[Exercise data]:
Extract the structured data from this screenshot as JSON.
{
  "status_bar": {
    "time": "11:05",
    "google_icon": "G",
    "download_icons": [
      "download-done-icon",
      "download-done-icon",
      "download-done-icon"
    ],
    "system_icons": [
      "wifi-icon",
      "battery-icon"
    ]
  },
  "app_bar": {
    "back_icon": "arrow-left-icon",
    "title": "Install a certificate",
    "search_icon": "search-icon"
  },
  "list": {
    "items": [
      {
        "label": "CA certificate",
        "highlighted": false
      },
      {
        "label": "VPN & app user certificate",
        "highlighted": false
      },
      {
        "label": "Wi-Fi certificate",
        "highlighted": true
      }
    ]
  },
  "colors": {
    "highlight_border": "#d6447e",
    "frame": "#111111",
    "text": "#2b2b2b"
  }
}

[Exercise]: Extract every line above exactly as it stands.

[Response to the exercise]:
Extract the structured data from this screenshot as JSON.
{
  "status_bar": {
    "time": "11:05",
    "google_icon": "G",
    "download_icons": [
      "download-done-icon",
      "download-done-icon",
      "download-done-icon"
    ],
    "system_icons": [
      "wifi-icon",
      "battery-icon"
    ]
  },
  "app_bar": {
    "back_icon": "arrow-left-icon",
    "title": "Install a certificate",
    "search_icon": "search-icon"
  },
  "list": {
    "items": [
      {
        "label": "CA certificate",
        "highlighted": false
      },
      {
        "label": "VPN & app user certificate",
        "highlighted": false
      },
      {
        "label": "Wi-Fi certificate",
        "highlighted": true
      }
    ]
  },
  "colors": {
    "highlight_border": "#d6447e",
    "frame": "#111111",
    "text": "#2b2b2b"
  }
}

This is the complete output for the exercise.